Cong Jin, Wei He, Wanlei Yang, Yu Qian
Med Sci Hypotheses 2016; 3:25-28
Available online: 2016-12-09
We propose that thoracolumbar kyphosis can influence the biomechanics of the lumbar spine, and may be associated with low back pain. However, there is still no data available on the relationship between thoracolumbar kyphosis and lumbar disc degeneration.
We hypothesize that thoracolumbar kyphosis accelerates the degeneration of the lumbar intervertebral disc and we evaluated the possible mechanisms for this hypothesis.

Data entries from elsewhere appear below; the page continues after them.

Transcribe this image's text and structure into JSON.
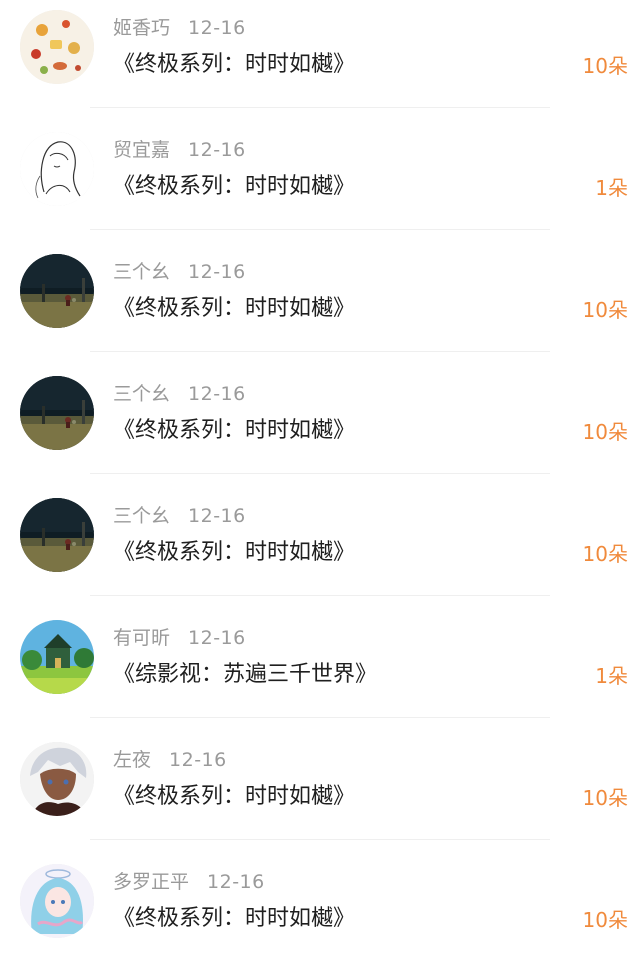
{
  "items": [
    {
      "user": "姬香巧",
      "date": "12-16",
      "title": "《终极系列：时时如樾》",
      "gift": "10朵",
      "avatar": "food-illustration"
    },
    {
      "user": "贸宜嘉",
      "date": "12-16",
      "title": "《终极系列：时时如樾》",
      "gift": "1朵",
      "avatar": "sketch-girl"
    },
    {
      "user": "三个幺",
      "date": "12-16",
      "title": "《终极系列：时时如樾》",
      "gift": "10朵",
      "avatar": "night-field"
    },
    {
      "user": "三个幺",
      "date": "12-16",
      "title": "《终极系列：时时如樾》",
      "gift": "10朵",
      "avatar": "night-field"
    },
    {
      "user": "三个幺",
      "date": "12-16",
      "title": "《终极系列：时时如樾》",
      "gift": "10朵",
      "avatar": "night-field"
    },
    {
      "user": "有可昕",
      "date": "12-16",
      "title": "《综影视：苏遍三千世界》",
      "gift": "1朵",
      "avatar": "green-house"
    },
    {
      "user": "左夜",
      "date": "12-16",
      "title": "《终极系列：时时如樾》",
      "gift": "10朵",
      "avatar": "anime-boy"
    },
    {
      "user": "多罗正平",
      "date": "12-16",
      "title": "《终极系列：时时如樾》",
      "gift": "10朵",
      "avatar": "anime-girl-blue"
    }
  ],
  "colors": {
    "gift_orange": "#f08a3c",
    "username_gray": "#9a9a9a",
    "title_black": "#1f1f1f",
    "divider": "#efefef"
  }
}
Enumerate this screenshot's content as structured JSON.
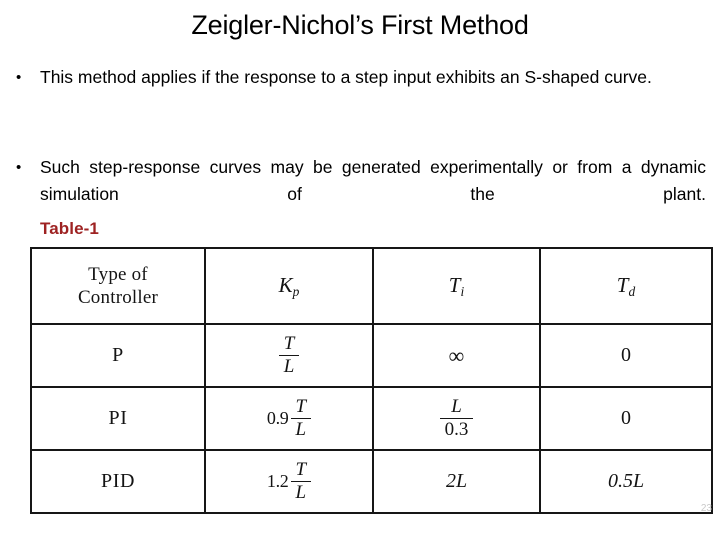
{
  "slide": {
    "title": "Zeigler-Nichol’s First Method",
    "page_number": "23",
    "background_color": "#ffffff"
  },
  "bullets": [
    {
      "marker": "•",
      "text": "This method applies if the response to a step input exhibits an S-shaped curve."
    },
    {
      "marker": "•",
      "text": "Such step-response curves may be generated experimentally or from a dynamic simulation of the plant."
    }
  ],
  "table": {
    "caption": "Table-1",
    "caption_color": "#9E2222",
    "headers": {
      "col1_line1": "Type of",
      "col1_line2": "Controller",
      "col2_symbol": "K",
      "col2_subscript": "p",
      "col3_symbol": "T",
      "col3_subscript": "i",
      "col4_symbol": "T",
      "col4_subscript": "d"
    },
    "rows": [
      {
        "controller": "P",
        "kp": {
          "coefficient": "",
          "numerator": "T",
          "denominator": "L"
        },
        "ti": "∞",
        "td": "0"
      },
      {
        "controller": "PI",
        "kp": {
          "coefficient": "0.9",
          "numerator": "T",
          "denominator": "L"
        },
        "ti_fraction": {
          "numerator": "L",
          "denominator": "0.3"
        },
        "td": "0"
      },
      {
        "controller": "PID",
        "kp": {
          "coefficient": "1.2",
          "numerator": "T",
          "denominator": "L"
        },
        "ti": "2L",
        "td": "0.5L"
      }
    ]
  }
}
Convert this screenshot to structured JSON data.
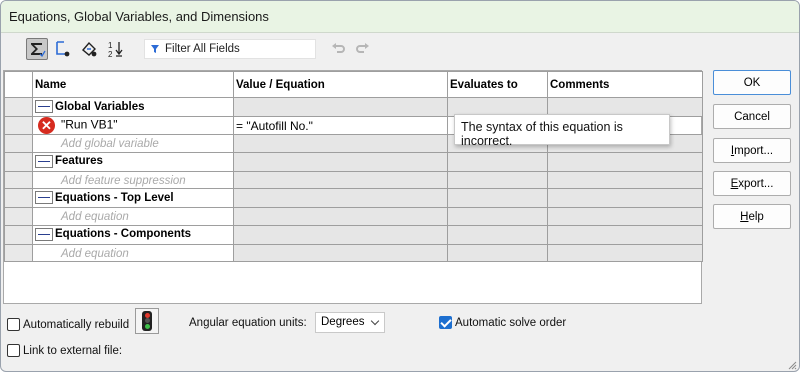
{
  "window": {
    "title": "Equations, Global Variables, and Dimensions"
  },
  "toolbar": {
    "filter_label": "Filter All Fields",
    "buttons": [
      {
        "name": "equation-view-icon",
        "active": true
      },
      {
        "name": "sketch-equation-view-icon",
        "active": false
      },
      {
        "name": "dimension-view-icon",
        "active": false
      },
      {
        "name": "ordered-view-icon",
        "active": false
      }
    ]
  },
  "table": {
    "headers": [
      "Name",
      "Value / Equation",
      "Evaluates to",
      "Comments"
    ],
    "groups": [
      {
        "label": "Global Variables",
        "rows": [
          {
            "name": "\"Run VB1\"",
            "value": "= \"Autofill No.\"",
            "error": true
          }
        ],
        "placeholder": "Add global variable"
      },
      {
        "label": "Features",
        "rows": [],
        "placeholder": "Add feature suppression"
      },
      {
        "label": "Equations - Top Level",
        "rows": [],
        "placeholder": "Add equation"
      },
      {
        "label": "Equations - Components",
        "rows": [],
        "placeholder": "Add equation"
      }
    ]
  },
  "tooltip": {
    "text": "The syntax of this equation is incorrect."
  },
  "buttons": {
    "ok": "OK",
    "cancel": "Cancel",
    "import": "Import...",
    "export": "Export...",
    "help": "Help"
  },
  "bottom": {
    "auto_rebuild_label": "Automatically rebuild",
    "auto_rebuild_checked": false,
    "angular_units_label": "Angular equation units:",
    "angular_units_value": "Degrees",
    "auto_solve_label": "Automatic solve order",
    "auto_solve_checked": true,
    "link_external_label": "Link to external file:",
    "link_external_checked": false
  },
  "colors": {
    "title_bg": "#e9f4e4",
    "error_red": "#d62b1f",
    "accent_blue": "#1d6fd0"
  }
}
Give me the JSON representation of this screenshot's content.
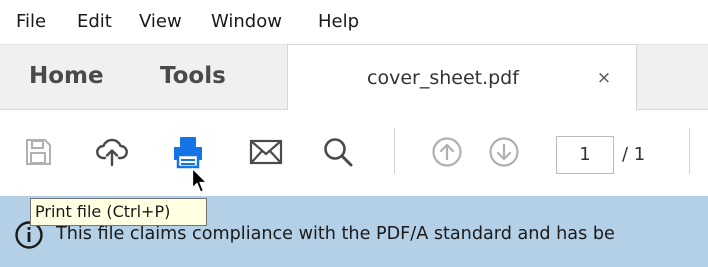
{
  "menu": {
    "items": [
      "File",
      "Edit",
      "View",
      "Window",
      "Help"
    ]
  },
  "tabs": {
    "home": "Home",
    "tools": "Tools",
    "document": {
      "label": "cover_sheet.pdf",
      "close": "×"
    }
  },
  "toolbar": {
    "icons": [
      "save-icon",
      "cloud-upload-icon",
      "print-icon",
      "mail-icon",
      "search-icon",
      "page-up-icon",
      "page-down-icon"
    ],
    "page_number": "1",
    "page_total": "/ 1",
    "print_accent_color": "#1473e6",
    "icon_color": "#5c5c5c"
  },
  "tooltip": {
    "text": "Print file (Ctrl+P)"
  },
  "info_bar": {
    "text": "This file claims compliance with the PDF/A standard and has be",
    "background": "#b4d0e6"
  }
}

There are 4 possible mechanisms for this hypothesis. (1) The biomechanical cause. Thoracolumbar kyphosis can induce compensatory lumbar hyperlordosis and dysfunction of paraspinal muscles, which leads to mechanical overloading on the intervertebral disc, and then affects matrix synthesis and cell viability in the disc. (2) The nutritional cause. Thoracolumbar kyphosis results in degradation of the cartilaginous endplate and decreases the volume of vascular channels in the endplate, influencing metabolite transport and nutritional supply to the intervertebral disc. (3) The structural cause. Thoracolumbar kyphosis decreases the motion of adjacent lumbar segments, thus producing reduced stimuli to the metabolic activity of disc cells. (4) The traumatic cause. Micro-damage to the lumbar intervertebral disc associated with thoracolumbar fracture promotes lumbar disc degeneration via increasing the proteolytic activity and restraining the disc matrix synthesis.
Thoracolumbar kyphosis may accelerate lumbar intervertebral disc degeneration. Active treatment for thoracolumbar kyphosis may slow the progression of lumbar disc degeneration and reduce the incidence of low back pain.
Keywords: intervertebral disc degeneration, Kyphosis, Lumbar Vertebrae